O'Brien calls SI report 'irresponsible' and 'wrong'
Penn State coach Bill O'Brien fired back Wednesday at a Sports Illustrated special report that questions whether changes on the school's athletic medical staff could compromise the safety of his players.
“Their health and safety is the No. 1 priority for me. It's not near the top, it's not around the top, it's at the top,” O'Brien said during a conference call. “For anyone to suggest or outright accuse that anyone within Penn State's athletic program would do otherwise is irresponsible, reckless and wrong.”
Penn State tried to get in front of the story that focuses on the reorganization of the sports medicine staff — and the motives behind it — before Sports Illustrated hit newsstands on Wednesday. A Penn State spokesman issued statements late Tuesday night from O'Brien, athletic director Dave Joyner and Dr. Harold Paz, the CEO of Penn State Hershey Medical Center.
The university issued additional statements Wednesday, including one that said, “The article fundamentally distorts the facts. There's been no change in model of medical care for our student-athletes.”
During a contentious conference call with reporters, O'Brien offered the strongest rebuttal to the SI article, which also claims head trainer Tim Bream overstepped his medical authority. The second-year coach made clear that he takes personally assertions that changes made in January may have diminished the quality of Penn State's medical care for the football players.

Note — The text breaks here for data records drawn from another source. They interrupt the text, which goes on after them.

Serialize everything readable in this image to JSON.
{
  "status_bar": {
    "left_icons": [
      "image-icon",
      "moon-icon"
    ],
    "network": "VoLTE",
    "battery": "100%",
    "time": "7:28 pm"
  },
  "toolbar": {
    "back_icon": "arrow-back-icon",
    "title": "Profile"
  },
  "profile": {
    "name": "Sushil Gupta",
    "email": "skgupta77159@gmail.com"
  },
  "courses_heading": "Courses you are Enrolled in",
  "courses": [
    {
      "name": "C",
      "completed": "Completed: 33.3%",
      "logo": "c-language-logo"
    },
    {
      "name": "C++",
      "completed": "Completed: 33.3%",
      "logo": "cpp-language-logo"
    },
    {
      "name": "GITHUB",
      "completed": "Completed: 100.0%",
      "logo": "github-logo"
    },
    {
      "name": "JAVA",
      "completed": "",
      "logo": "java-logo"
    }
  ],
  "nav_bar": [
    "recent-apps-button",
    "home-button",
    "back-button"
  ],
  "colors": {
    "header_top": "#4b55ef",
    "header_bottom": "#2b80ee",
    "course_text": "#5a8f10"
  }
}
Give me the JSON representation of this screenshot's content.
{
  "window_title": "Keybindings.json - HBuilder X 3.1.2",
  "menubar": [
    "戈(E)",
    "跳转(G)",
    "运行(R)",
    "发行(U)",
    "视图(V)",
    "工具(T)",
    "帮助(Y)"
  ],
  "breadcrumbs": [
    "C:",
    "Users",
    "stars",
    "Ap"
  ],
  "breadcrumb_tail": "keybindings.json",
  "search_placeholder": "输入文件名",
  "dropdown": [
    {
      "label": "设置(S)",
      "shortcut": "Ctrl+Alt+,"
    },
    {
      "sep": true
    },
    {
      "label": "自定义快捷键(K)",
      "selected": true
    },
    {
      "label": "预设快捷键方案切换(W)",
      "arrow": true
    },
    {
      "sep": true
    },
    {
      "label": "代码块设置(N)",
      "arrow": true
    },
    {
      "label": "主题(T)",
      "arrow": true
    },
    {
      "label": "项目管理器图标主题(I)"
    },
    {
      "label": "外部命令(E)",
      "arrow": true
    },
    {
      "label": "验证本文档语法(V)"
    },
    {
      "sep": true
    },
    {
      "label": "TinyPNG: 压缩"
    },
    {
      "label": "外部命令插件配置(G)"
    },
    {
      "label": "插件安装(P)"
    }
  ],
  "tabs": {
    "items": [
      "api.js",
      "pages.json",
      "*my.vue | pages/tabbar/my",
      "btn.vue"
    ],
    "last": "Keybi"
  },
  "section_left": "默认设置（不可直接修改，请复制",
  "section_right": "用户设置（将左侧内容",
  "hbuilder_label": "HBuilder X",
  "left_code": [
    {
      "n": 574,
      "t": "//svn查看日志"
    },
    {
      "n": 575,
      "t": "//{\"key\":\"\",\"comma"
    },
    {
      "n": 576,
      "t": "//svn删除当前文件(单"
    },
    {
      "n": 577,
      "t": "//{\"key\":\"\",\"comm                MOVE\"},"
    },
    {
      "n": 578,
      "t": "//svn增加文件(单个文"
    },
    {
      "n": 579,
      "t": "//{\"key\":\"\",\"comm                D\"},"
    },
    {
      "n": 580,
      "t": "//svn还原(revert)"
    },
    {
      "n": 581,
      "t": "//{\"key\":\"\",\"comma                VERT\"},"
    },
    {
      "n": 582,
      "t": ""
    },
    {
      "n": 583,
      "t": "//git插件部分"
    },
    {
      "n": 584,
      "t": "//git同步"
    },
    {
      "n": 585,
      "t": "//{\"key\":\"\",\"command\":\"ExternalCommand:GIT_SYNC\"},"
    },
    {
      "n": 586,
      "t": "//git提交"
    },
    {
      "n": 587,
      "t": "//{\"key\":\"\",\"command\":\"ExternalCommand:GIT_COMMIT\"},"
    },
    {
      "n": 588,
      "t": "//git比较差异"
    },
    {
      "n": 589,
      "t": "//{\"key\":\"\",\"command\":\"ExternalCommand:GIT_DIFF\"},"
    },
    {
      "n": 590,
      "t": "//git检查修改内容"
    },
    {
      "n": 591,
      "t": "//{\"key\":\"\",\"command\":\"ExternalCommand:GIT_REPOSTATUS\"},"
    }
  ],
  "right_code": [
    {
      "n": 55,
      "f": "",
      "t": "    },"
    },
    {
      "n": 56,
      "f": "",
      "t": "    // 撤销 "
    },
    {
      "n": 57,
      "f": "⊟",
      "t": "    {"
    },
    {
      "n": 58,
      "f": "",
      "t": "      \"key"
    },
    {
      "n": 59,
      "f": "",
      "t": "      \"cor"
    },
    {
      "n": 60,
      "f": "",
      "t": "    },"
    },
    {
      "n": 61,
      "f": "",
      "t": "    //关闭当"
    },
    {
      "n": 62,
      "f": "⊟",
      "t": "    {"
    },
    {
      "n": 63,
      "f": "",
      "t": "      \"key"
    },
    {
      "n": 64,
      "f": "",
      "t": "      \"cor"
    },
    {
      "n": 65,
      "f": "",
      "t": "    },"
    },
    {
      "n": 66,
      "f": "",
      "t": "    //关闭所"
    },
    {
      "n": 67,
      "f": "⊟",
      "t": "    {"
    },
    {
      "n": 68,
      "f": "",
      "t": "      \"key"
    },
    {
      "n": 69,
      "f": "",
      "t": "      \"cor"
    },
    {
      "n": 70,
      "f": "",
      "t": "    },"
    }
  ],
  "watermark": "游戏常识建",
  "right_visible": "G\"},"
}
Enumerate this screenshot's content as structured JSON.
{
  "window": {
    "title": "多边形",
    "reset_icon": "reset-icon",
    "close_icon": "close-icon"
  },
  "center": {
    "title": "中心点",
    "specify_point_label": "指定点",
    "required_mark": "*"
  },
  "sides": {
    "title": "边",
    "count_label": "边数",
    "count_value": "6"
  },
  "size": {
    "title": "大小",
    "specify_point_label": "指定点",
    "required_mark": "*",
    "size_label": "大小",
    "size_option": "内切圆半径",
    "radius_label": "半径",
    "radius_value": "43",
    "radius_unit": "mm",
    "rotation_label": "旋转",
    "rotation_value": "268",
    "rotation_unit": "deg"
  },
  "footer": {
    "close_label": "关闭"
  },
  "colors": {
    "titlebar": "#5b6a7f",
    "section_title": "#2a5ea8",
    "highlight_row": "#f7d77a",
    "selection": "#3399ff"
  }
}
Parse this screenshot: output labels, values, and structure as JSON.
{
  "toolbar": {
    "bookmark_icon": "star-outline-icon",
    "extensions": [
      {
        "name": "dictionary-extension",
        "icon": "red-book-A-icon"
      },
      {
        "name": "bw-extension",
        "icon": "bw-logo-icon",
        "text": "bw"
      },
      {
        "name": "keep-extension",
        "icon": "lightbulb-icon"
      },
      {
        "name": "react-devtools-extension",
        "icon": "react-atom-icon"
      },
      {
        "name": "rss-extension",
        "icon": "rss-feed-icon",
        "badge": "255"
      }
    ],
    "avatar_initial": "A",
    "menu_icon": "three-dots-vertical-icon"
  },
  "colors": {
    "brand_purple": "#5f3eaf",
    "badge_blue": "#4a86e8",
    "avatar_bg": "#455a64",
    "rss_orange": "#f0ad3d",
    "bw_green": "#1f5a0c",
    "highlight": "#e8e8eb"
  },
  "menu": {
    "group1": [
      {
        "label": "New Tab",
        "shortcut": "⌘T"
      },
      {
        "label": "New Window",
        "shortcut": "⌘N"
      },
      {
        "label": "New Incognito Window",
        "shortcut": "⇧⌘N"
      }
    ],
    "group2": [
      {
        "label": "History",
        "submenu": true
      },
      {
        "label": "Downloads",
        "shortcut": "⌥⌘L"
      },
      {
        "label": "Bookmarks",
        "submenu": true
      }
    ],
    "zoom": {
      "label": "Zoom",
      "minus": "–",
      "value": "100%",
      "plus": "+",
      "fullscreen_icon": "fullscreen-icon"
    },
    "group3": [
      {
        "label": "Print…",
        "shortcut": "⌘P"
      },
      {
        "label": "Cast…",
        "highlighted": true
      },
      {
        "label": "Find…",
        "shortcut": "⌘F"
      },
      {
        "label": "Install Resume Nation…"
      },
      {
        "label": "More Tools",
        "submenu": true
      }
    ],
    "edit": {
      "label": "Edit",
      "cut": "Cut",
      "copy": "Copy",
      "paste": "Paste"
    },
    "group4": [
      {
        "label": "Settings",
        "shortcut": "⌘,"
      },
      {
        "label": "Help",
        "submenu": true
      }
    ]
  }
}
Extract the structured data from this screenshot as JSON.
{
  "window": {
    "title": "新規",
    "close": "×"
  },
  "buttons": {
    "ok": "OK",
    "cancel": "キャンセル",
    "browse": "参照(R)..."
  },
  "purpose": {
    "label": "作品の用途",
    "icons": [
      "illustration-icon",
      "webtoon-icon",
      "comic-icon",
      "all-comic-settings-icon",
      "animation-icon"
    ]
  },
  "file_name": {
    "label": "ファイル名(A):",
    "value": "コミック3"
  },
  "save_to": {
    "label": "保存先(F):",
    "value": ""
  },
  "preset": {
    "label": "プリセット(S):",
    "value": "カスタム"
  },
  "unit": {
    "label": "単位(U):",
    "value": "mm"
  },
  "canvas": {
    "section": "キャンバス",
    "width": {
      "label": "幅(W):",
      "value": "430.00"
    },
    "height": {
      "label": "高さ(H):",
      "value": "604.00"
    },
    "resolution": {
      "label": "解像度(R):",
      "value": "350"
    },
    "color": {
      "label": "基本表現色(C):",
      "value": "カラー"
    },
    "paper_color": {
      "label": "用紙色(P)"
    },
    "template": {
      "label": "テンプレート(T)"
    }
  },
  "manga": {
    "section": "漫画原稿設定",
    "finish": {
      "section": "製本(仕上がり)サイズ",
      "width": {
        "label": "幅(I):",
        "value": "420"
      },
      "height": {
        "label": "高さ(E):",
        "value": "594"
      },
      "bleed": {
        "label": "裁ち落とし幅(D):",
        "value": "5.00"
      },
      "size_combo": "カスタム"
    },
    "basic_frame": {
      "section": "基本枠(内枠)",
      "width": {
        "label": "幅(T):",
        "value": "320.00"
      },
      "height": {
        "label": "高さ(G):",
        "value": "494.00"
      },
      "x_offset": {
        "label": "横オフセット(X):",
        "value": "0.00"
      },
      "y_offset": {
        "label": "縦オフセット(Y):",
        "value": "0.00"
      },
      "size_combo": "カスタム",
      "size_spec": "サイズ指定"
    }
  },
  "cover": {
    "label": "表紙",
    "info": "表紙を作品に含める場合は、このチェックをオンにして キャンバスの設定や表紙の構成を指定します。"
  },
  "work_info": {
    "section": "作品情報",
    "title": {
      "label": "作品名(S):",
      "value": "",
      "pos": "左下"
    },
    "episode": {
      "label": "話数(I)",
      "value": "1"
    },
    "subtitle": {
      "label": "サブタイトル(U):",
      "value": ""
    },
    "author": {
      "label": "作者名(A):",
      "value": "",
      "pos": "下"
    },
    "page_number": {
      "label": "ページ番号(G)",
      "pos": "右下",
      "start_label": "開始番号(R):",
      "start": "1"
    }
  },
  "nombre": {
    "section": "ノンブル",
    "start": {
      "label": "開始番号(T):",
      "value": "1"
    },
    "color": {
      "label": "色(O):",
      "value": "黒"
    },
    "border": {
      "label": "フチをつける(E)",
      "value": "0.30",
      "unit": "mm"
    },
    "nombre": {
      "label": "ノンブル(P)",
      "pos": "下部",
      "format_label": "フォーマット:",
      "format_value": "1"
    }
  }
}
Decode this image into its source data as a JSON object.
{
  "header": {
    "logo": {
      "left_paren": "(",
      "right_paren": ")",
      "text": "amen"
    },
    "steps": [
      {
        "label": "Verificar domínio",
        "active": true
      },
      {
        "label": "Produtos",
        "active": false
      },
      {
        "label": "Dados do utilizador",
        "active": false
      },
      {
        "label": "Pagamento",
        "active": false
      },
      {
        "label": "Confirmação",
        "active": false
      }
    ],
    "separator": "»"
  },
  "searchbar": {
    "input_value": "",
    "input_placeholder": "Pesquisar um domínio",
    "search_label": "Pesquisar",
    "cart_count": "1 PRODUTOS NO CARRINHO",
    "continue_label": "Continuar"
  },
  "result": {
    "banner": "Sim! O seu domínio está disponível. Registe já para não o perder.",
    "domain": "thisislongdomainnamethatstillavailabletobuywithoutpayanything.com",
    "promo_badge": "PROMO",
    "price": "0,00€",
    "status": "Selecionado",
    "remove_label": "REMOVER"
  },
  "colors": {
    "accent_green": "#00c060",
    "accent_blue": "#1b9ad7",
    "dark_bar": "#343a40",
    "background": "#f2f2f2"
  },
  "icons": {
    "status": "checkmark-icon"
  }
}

Dr. Wayne Sebastianelli, an orthopedic surgeon who had been the team's primary doctor since 1992, now oversees Penn State's athletic medical program but does not work with the football team on a daily basis. Dr. Peter Seidberg and Dr. Scott Lynch replaced Sebastianelli as the team's head physician and orthopedic surgeon, respectively, in a change that the school only announced after it had been reported.
O'Brien said he recommended the changes to his bosses after observing the program for a year. The Sports Illustrated story asserts that Joyner wanted the job that Sebastianelli got in 1992, and that is why he pushed for the latter to get reassigned.
“What that article was to me was a character assassination of Dave Joyner, and it wasn't anything other than that,” O'Brien said. “The care for our players medically is superb. I spent much time on Sunday on the phone with Sports Illustrated. I didn't have any quotes in the story.”
The story quoted Adam Taliaferro, who suffered a severe spinal injury in 2000 and credits the care he received from Sebastianelli for his overcoming overwhelming odds to walk again.
Taliaferro told SI that Sebastianelli is family and that “I'm trying to figure out what is going on.”
But Taliaferro said Wednesday that he “didn't know the context” when he talked to SI back in January. Taliaferro, a member of Penn State's Board of Trustees, said he didn't know about changes in the sports medicine department when SI first asked him about Sebastianelli and that he thought the magazine was doing a feature story on Sebastianelli.
Another member of the board said the SI story raised some concerns with him.
“I believe Bill O'Brien is a fine football coach,” said Anthony Lubrano, the most outspoken member of the board. “But I also think the health care of our athletes should not solely be the responsibility of the football coach.”
Penn State issued a release comparing its in-season medical coverage with programs from across the country, including LSU, Michigan State, Northwestern and Nebraska. O'Brien said the coverage has not fundamentally changed and that it is as good as anywhere he has ever been.
O'Brien said the NCAA sanctions, which limit the amount of players Penn State is allowed to have on scholarship, is another reason why player safety is his top priority.
“You think for one second I would jeopardize the health and safety of this football team with 65 kids on scholarship?” O'Brien said. “That's preposterous.”